A recent Upper-tier Tribunal decision has clarified the position in child maintenance cases where both parents have equal amounts of child care.
The father in this case had been assessed by the Child Maintenance Service to pay weekly maintenance because he cared for his child for 175 mights or more, even although there was an agreement that care should shared equally. The First Tier Tribunal agreed with this and also decided that because there were a number of nights when the child was in the father’s care but did not stay at the father’s address, this reduced his care to 172 nights, which meant it fell below the 175 nights threshold that would have halfed the maintenance liability.

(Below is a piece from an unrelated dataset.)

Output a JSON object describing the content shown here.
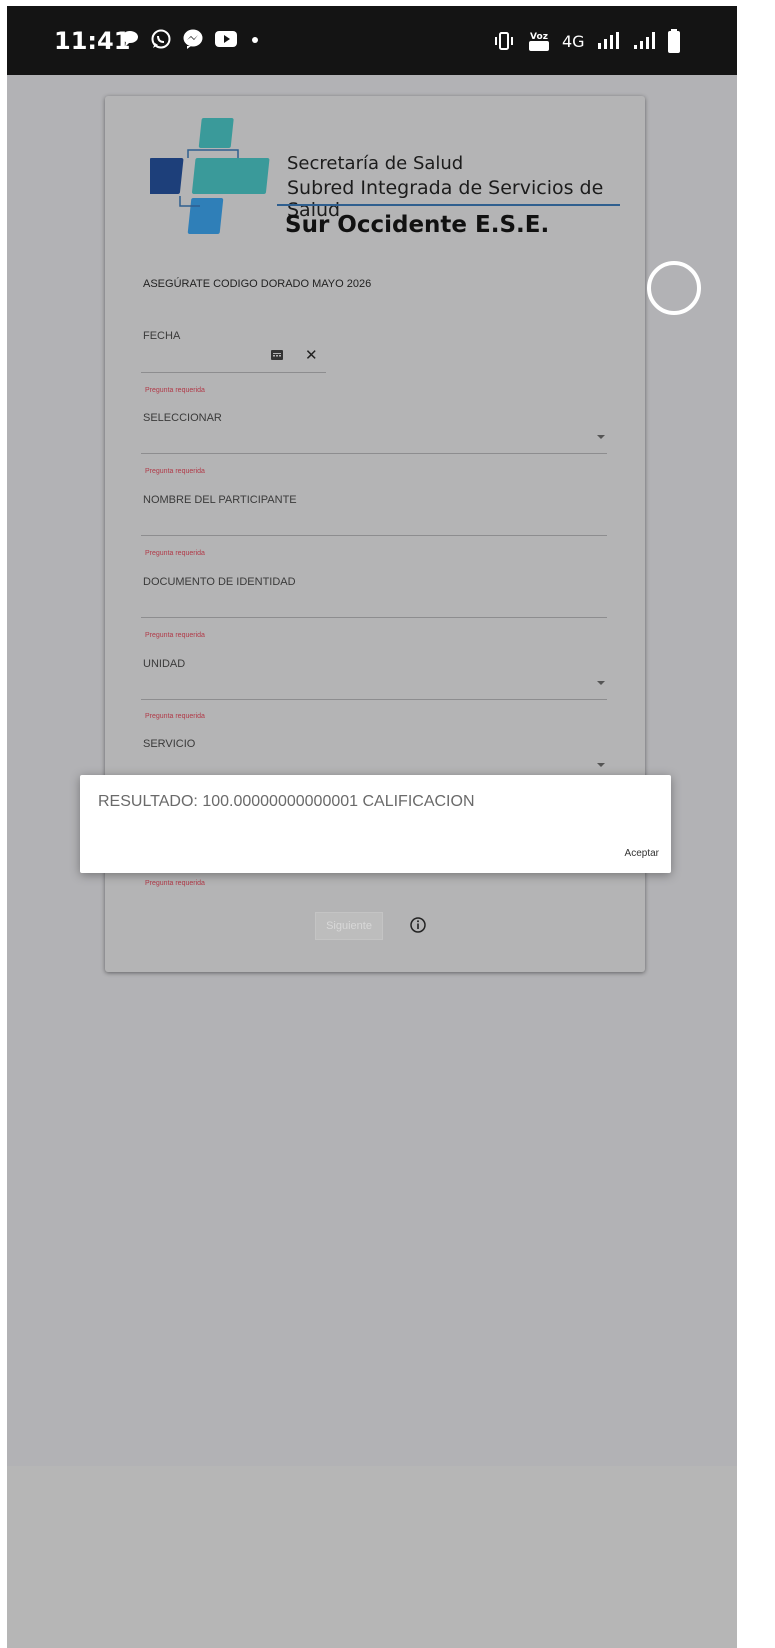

The Upper Tribunal ruled that both aspects of this decision were wrong. The First Tier Tribunal had became unduly preoccupied with care proveded “overnight” as opposed to the “sharing of day-to-day care”. In doing this it had failed to apply regulation 50 of the 2012 regulations, which sets the parameters for determining whether a parent is considered to be sharing care or is deemed to be non-resident and therefore liable to pay maintenance.
Although regulations 46 and 47 relate to calculating the number of overnights in cases where care is not shared, the Upper Tribunal ruled that they should only be applied if the parent is being considered as non-resident under regulation 50. In this case the agreement or court order for shared care meant that overnights didn’t need to be calculated. Overnight care is not a trump card but is one factor to beconsidered along with others.

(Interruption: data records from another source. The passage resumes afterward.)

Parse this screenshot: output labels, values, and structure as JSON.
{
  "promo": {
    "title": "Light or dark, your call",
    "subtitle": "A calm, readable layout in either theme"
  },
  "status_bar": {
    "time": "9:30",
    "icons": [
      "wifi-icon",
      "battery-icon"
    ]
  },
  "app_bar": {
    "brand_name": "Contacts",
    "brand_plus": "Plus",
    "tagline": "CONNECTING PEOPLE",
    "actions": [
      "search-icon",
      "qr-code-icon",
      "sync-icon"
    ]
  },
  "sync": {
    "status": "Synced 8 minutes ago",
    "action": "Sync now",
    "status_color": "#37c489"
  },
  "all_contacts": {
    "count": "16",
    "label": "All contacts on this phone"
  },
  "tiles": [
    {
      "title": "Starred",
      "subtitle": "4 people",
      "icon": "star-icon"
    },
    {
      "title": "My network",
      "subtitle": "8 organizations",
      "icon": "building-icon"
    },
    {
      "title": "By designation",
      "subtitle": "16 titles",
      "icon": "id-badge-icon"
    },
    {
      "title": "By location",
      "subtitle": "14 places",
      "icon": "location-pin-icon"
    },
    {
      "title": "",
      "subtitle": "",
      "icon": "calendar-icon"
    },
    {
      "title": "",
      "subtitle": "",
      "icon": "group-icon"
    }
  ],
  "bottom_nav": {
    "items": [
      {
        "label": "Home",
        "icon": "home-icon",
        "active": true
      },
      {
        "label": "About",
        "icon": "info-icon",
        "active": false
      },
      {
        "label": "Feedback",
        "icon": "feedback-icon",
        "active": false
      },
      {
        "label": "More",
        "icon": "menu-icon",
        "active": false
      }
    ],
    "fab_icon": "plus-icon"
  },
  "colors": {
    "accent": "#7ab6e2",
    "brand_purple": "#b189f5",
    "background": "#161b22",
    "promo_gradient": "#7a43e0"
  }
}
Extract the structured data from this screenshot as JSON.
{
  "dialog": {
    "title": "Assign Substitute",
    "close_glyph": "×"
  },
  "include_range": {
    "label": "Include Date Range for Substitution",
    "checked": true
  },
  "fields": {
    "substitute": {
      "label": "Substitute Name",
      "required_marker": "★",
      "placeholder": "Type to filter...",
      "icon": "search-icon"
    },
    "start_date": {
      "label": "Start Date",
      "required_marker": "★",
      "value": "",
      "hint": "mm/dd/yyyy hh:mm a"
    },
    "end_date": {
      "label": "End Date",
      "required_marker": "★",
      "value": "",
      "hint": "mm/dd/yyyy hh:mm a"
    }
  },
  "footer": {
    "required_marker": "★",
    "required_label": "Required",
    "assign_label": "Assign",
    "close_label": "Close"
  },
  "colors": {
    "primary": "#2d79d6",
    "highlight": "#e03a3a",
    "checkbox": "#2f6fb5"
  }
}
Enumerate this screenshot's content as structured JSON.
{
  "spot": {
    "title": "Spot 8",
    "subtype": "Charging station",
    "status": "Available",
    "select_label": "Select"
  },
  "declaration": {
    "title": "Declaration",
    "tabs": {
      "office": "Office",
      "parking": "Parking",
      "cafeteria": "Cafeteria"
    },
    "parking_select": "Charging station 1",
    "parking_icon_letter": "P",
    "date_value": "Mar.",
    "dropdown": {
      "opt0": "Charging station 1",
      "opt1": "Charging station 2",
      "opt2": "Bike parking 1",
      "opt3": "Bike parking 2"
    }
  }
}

The Tribunal judge also commented that for overnight care to count it is a requirement that the child stays at the same address as the non-resident parent, but that need not be restricted to that parent’s usual address.0 likes